This text provides us with an insight into the life of Do Khyentse Yeshe Dorje by presenting a concise biography of the master in addition to those of his family. It, moreover, offers stories from the life of his half-sister and spiritual partner, Losel Drolma—an honored teacher in her own right and a figure on the fringe of the Yeshe Dorje tales told in temples.
This lineage prayer for Do Khyentse's treasure cycle of the Natural Liberation of Grasping (Dzinpa Rangdrol) is found in a liturgical compilation arranged by Gelwang Nyima. The prayer comprises verses from the supplication prayer and Troma practice as located in the revealed treasure texts as well as a short transmission lineage.
The first rendition of the seal was written in 1619 by the First Drukpa Zhabdrung, Ngawang Namgyel, after seizing military victory over Puntsok Namgyel, the ruler of Tsang in Tibet. The lines translated here are in a different order in comparison to other editions. Nevertheless, this epic declaration not only helps to establish the emerging country of Bhutan but centralizes Zhabdrung's power in a talismanic nature.
Drukpa Zhabdrung, Ngawang Namgyel
The Ruby Garland is a genealogy of the Tibetan clans Barchung and Ju, descended from Genghis Khan. It might be the only Tibetan historical document that holds a clear account of Buddhism's existence in Mongolia during the Ming Dynasty (1368–1644). Parallel historical narratives can be found in the official historical records of the Ming Dynasty, the Ming Shi (明史).

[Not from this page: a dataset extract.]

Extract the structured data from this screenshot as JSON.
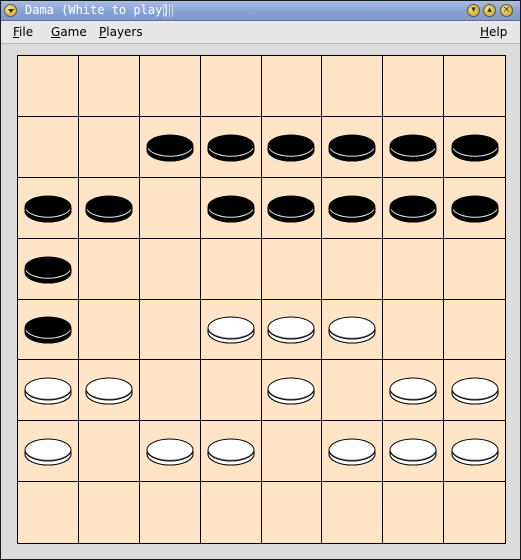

This supplication, filled with instruction for the completion stage practice of fierce inner heat, was written by Jigme Lingpa in his renowned work of The Heart Essence of the Great Expanse, or Longchen Nyingtik. It is traditionally sung after the lineage supplication and before the fierce inner heat practice.

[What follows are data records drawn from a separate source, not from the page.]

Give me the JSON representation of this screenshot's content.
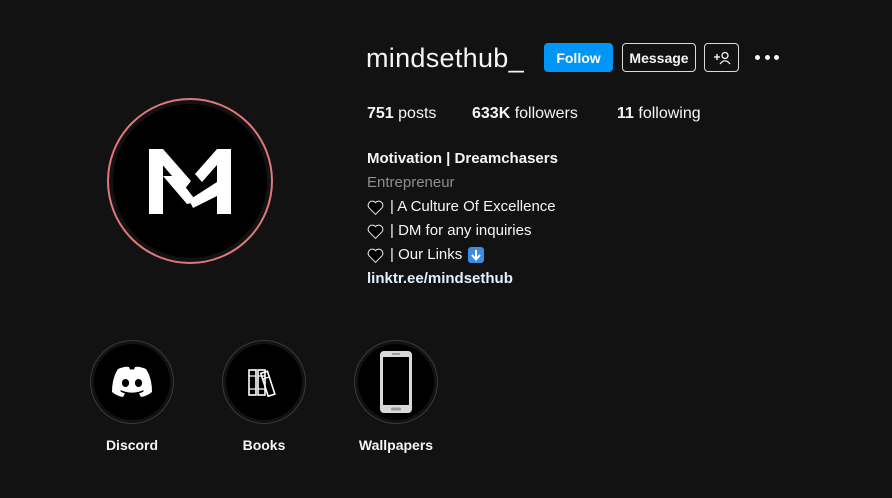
{
  "profile": {
    "username": "mindsethub_",
    "avatar_icon": "mindsethub-logo-icon"
  },
  "actions": {
    "follow_label": "Follow",
    "message_label": "Message",
    "suggest_icon": "add-person-icon",
    "more_icon": "more-options-icon"
  },
  "stats": {
    "posts_count": "751",
    "posts_label": "posts",
    "followers_count": "633K",
    "followers_label": "followers",
    "following_count": "11",
    "following_label": "following"
  },
  "bio": {
    "name": "Motivation | Dreamchasers",
    "category": "Entrepreneur",
    "lines": [
      "| A Culture Of Excellence",
      "| DM for any inquiries",
      "| Our Links"
    ],
    "link": "linktr.ee/mindsethub"
  },
  "highlights": [
    {
      "label": "Discord",
      "icon": "discord-icon"
    },
    {
      "label": "Books",
      "icon": "books-icon"
    },
    {
      "label": "Wallpapers",
      "icon": "phone-icon"
    }
  ],
  "colors": {
    "background": "#121212",
    "follow_button": "#0095f6",
    "avatar_ring": "#e0787a",
    "category_text": "#8e8e8e",
    "link_text": "#e0f1ff"
  }
}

Khenpo Tsondru's brief biography of his own teacher Pema Tekchok Loden (1879–1955), alias Khenchen Abu Lhagang, tells how he studied under some of the most illustrious masters of his day before serving as abbot for eight years at the famed monastic college of Dzogchen Shri Simha and then retiring to a nearby cave, focusing on meditative practice.
The Fifth Lelung Rinpoche, Zhepai Dorje (1697–1740), is unusual among senior Geluk figures for having taken a personal interest in the figure of Gesar of Ling, eponymous hero of the Tibetan epic. The text translated here narrates his ‘pure vision’ of Gesar, which took place near his monastic seat at Lelung, in Olga, in 1729. Please see the full abstract in the note section of the translation.

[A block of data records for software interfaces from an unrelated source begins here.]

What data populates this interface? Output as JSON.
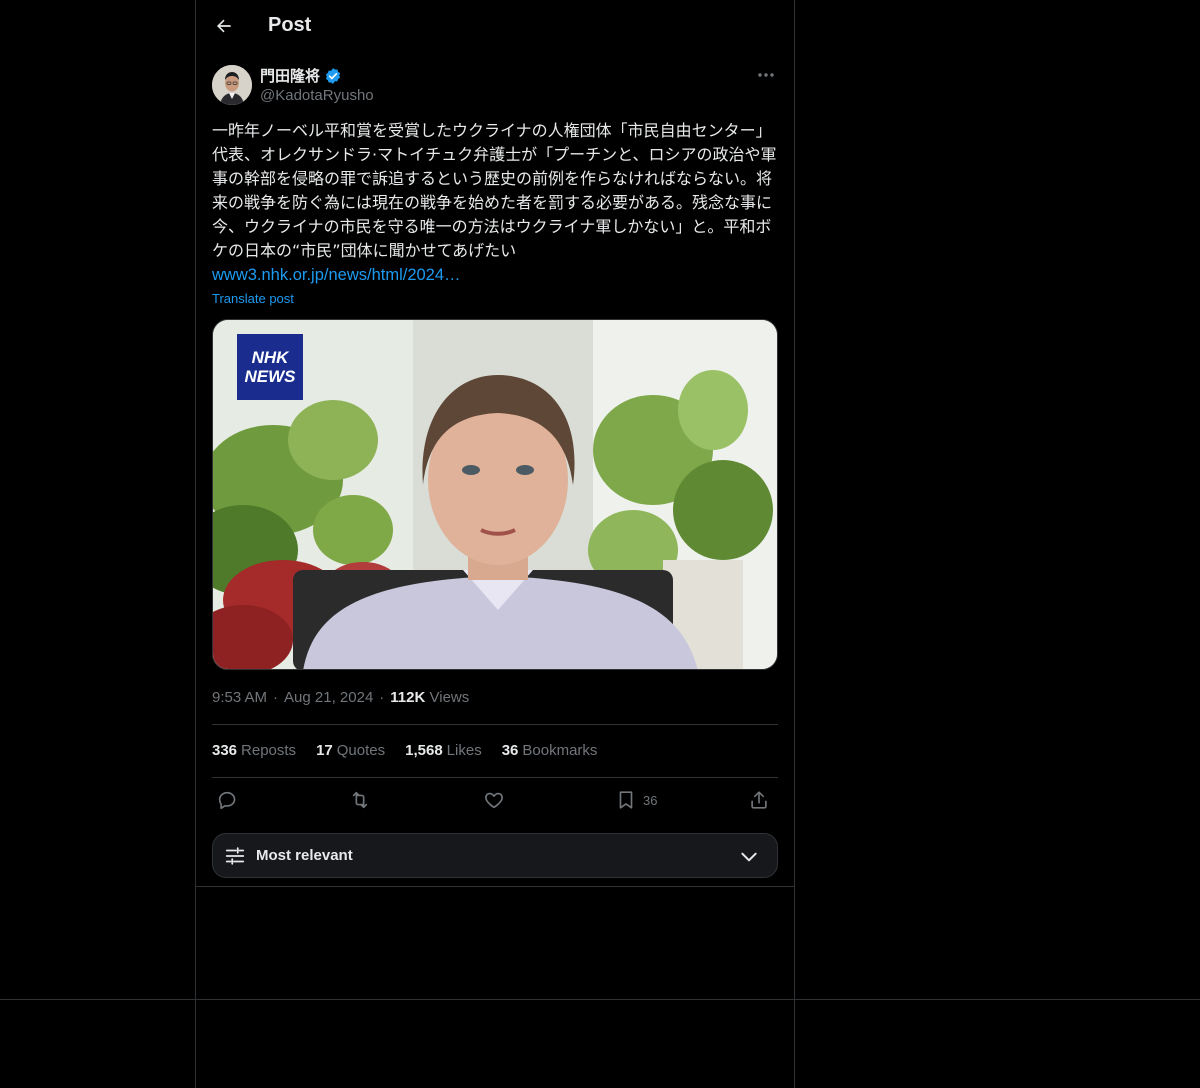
{
  "header": {
    "title": "Post"
  },
  "author": {
    "name": "門田隆将",
    "handle": "@KadotaRyusho"
  },
  "post": {
    "text": "一昨年ノーベル平和賞を受賞したウクライナの人権団体「市民自由センター」代表、オレクサンドラ·マトイチュク弁護士が「プーチンと、ロシアの政治や軍事の幹部を侵略の罪で訴追するという歴史の前例を作らなければならない。将来の戦争を防ぐ為には現在の戦争を始めた者を罰する必要がある。残念な事に今、ウクライナの市民を守る唯一の方法はウクライナ軍しかない」と。平和ボケの日本の“市民”団体に聞かせてあげたい",
    "link": "www3.nhk.or.jp/news/html/2024…",
    "translate": "Translate post"
  },
  "media": {
    "badge_line1": "NHK",
    "badge_line2": "NEWS",
    "badge_color": "#1a2d8f"
  },
  "meta": {
    "time": "9:53 AM",
    "date": "Aug 21, 2024",
    "views_count": "112K",
    "views_label": "Views",
    "separator": "·"
  },
  "stats": {
    "reposts_count": "336",
    "reposts_label": "Reposts",
    "quotes_count": "17",
    "quotes_label": "Quotes",
    "likes_count": "1,568",
    "likes_label": "Likes",
    "bookmarks_count": "36",
    "bookmarks_label": "Bookmarks"
  },
  "actions": {
    "bookmark_count": "36"
  },
  "sort": {
    "label": "Most relevant"
  },
  "icons": [
    "back-arrow-icon",
    "verified-badge-icon",
    "more-icon",
    "reply-icon",
    "repost-icon",
    "like-icon",
    "bookmark-icon",
    "share-icon",
    "filter-icon",
    "chevron-down-icon"
  ],
  "colors": {
    "background": "#000000",
    "text": "#e7e9ea",
    "secondary": "#71767b",
    "link": "#1d9bf0",
    "border": "#2f3336"
  }
}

This meditative or spiritual song was composed by Milarepa (1040–1123), Tibet’s most famous yogi and poet. With an almost Wordsworthian rhapsody, Mila describes the inconceivable qualities of Kyangpen Namkhe Dzong, and explains why it is so favourable for meditative retreat. Strikingly, he identifies the natural world itself, rather than past Buddhist masters, as the wellspring of blessings for this holy place.
These letters were purchased and are now conserved in a private collection in France. The means of the initial acquisition is unknown. The recipient(s) of the letters are currently unidentified, and their connection with the Thirteenth Dalai Lama is undetermined. We are happy to receive any information concerning these letters.
These introductory biographies of the successive reincarnations of Tsoknyi Ozer invite us to the land of liberation by establishing their enlightened lifestyles as examples. The text highlights the significance of devotion towards a spiritual master as, for example, the Third Tsokyni lighting his ring finger on fire, offering it as a lamp to fulfil his guru's aspirations.